A little boy once blurted out to his father who was haranguing him to do something, “Daddy, don’t say must to me. It makes me feel won’t all over.”
Jessie B. Rittenhouse:
"I walked a mile along life’s way
With someone I knew, the other day.
The path was dreary and rough and steep;
Thorns by the way, crevices deep.
For I walked with him against my will.
And grudged the time I could spare so ill.
(For I had other places to go,
I had other things to do;
I had books to read, a garden to weed,
A thousand things which cried a need;
I was busy and hurried too.)
Then — I went another mile, for he,
I somehow felt, had need of me.
And the path grew smoother, less steep the hill
For now I walked of my own free will.
Thank God, I walked that second mile.
For I learned to love my friend the while."
Dr. Pitirim Sorokin of Harvard University: “The unforgettable lesson given by the catastrophes of this century convincingly shows that without increased production, accumulation, and circulation of the energy of unselfish love, none of the other means can prevent future suicidal wars. The mysterious forces of history seem to have given man an ultimatum; perish by your own hands or rise to a higher moral level through the grace of creative love.”
Dane Rudhyar, in a pamphlet entitled, “The Test of Mutuality” — in commenting upon Jesus continued emphasis on the ideal “love one another” — “Jesus offered to humanity as a gift the antidote to the sickness of isolation in self: mutuality — which means interchange, reciprocity, the ’one another’ in all deeds. The first great test of the spiritual life is isolation. Birth is isolation. All great things begin in isolation. But they can only nature through mutuality. Selfhood is singleness; love is cooperative sharing ... That which begins in self must understand and realize itself in mutuality and in love.”

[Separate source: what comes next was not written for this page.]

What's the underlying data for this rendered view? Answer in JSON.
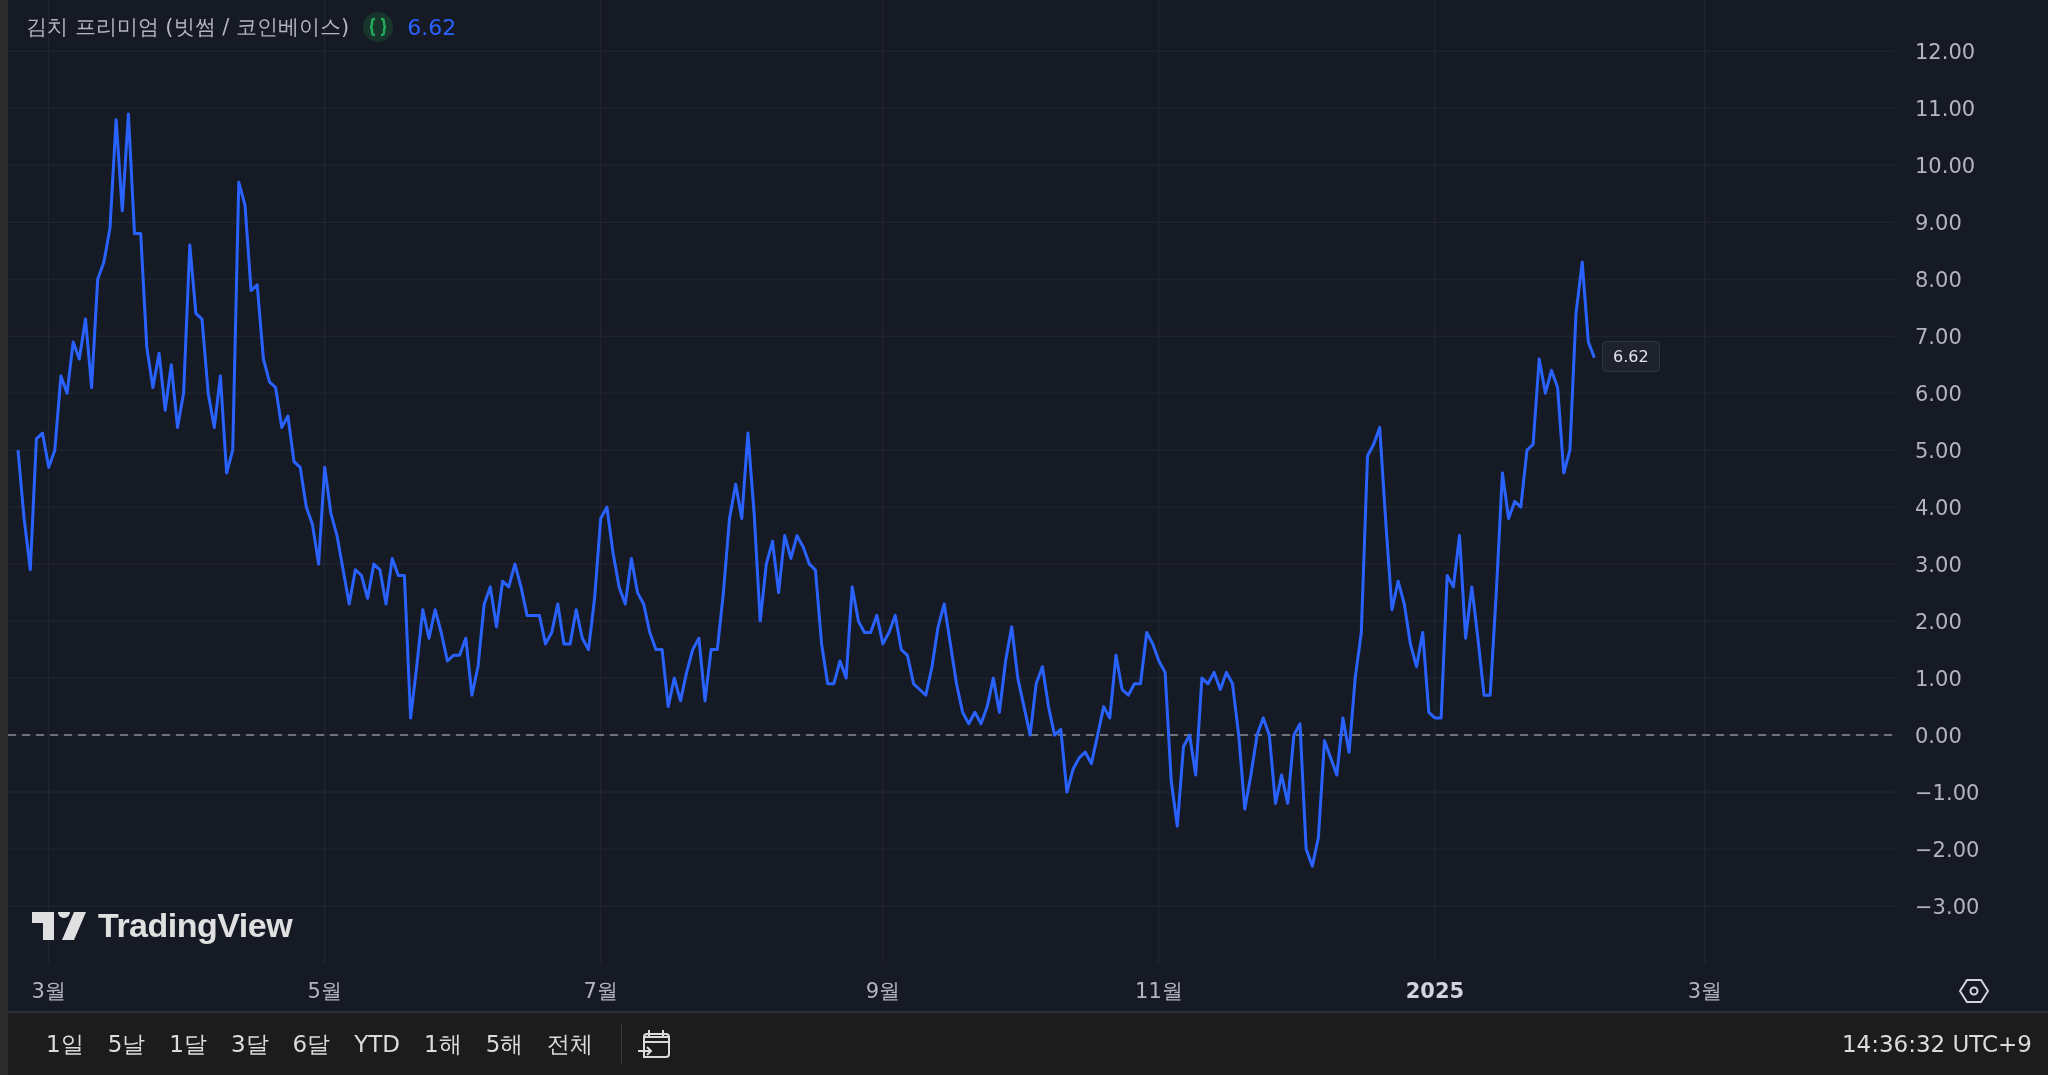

Henry Drummond: “Life is full of opportunities for learning love. The world is not a play-ground, it is a schoolroom. Life is not a holiday but an education, and the one eternal lesson for all of us is how better to love.”

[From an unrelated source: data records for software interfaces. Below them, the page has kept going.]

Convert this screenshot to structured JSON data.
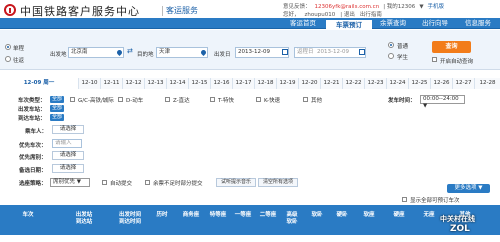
{
  "header": {
    "brand_title": "中国铁路客户服务中心",
    "brand_subtitle": "客运服务",
    "top_links": [
      "意见反馈：",
      "12306yfk@rails.com.cn",
      "| 我的12306",
      "▼",
      "手机版"
    ],
    "user_line": [
      "您好，",
      "zhoupu010",
      "| 退出",
      "出行指南"
    ]
  },
  "nav": {
    "tabs": [
      "客运首页",
      "车票预订",
      "余票查询",
      "出行向导",
      "信息服务"
    ],
    "active_index": 1
  },
  "search": {
    "trip_types": [
      "单程",
      "往返"
    ],
    "trip_selected": 0,
    "from_label": "出发地",
    "from_value": "北京南",
    "to_label": "目的地",
    "to_value": "天津",
    "date_label": "出发日",
    "date_value": "2013-12-09",
    "return_label": "返程日",
    "return_value": "2013-12-09",
    "passenger_types": [
      "普通",
      "学生"
    ],
    "passenger_selected": 0,
    "query_button": "查询",
    "auto_query_label": "开启自动查询"
  },
  "dates": [
    "12-09 周一",
    "12-10",
    "12-11",
    "12-12",
    "12-13",
    "12-14",
    "12-15",
    "12-16",
    "12-17",
    "12-18",
    "12-19",
    "12-20",
    "12-21",
    "12-22",
    "12-23",
    "12-24",
    "12-25",
    "12-26",
    "12-27",
    "12-28"
  ],
  "filters": {
    "train_type_label": "车次类型：",
    "all_label": "全部",
    "train_types": [
      "G/C-高铁/城际",
      "D-动车",
      "Z-直达",
      "T-特快",
      "K-快速",
      "其他"
    ],
    "depart_time_label": "发车时间：",
    "depart_time_value": "00:00--24:00",
    "from_station_label": "出发车站：",
    "to_station_label": "到达车站：",
    "passenger_label": "乘车人：",
    "choose_label": "请选择",
    "priority_train_label": "优先车次：",
    "priority_train_placeholder": "请输入",
    "priority_seat_label": "优先席别：",
    "alt_date_label": "备选日期：",
    "strategy_label": "选座策略：",
    "strategy_value": "席别优先",
    "auto_submit_label": "自动提交",
    "partial_submit_label": "余票不足时部分提交",
    "test_tip_button": "试听提示音乐",
    "clear_button": "清空所有选项",
    "more_button": "更多选项",
    "show_all_label": "显示全部可预订车次"
  },
  "table_headers": [
    "车次",
    "出发站\n到达站",
    "出发时间\n到达时间",
    "历时",
    "商务座",
    "特等座",
    "一等座",
    "二等座",
    "高级\n软卧",
    "软卧",
    "硬卧",
    "软座",
    "硬座",
    "无座",
    "其他"
  ],
  "watermark": {
    "line1": "中关村在线",
    "line2": "ZOL"
  },
  "colors": {
    "primary": "#2a7bc4",
    "accent": "#f27c1a",
    "brand_red": "#c8161d"
  }
}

Erich Fromm, “The Art of Loving” — “Love is not primarily a relationship to a specific person; it is an attitude, an orientation of character which determines the relatedness of a person to the world as a whole, not toward one ’object’ of love. If a person loves only one other person and is indifferent to the rest of his fellow men, his love is not love but a symbiotic attachment, or an enlarged egotism. Yet most people believe that love is constituted by the object and not by the faculty. Because one does not see that love is an activity, a power of “the soul, one believes that all that is necessary to find is the right object — and that everything goes by itself afterward ... This attitude can be compared to that of a man who wants to paint, but who, instead of learning the art, claims that he has just to wait for the right object and that he will paint beautifully when he finds it. If I truly love one person, I love all persons, I love the world, I love life. If I can say to somebody else, ‘I love you’, I must be able to say, ‘I Love you in everybody, I love through you the world, I love in you also myself.’”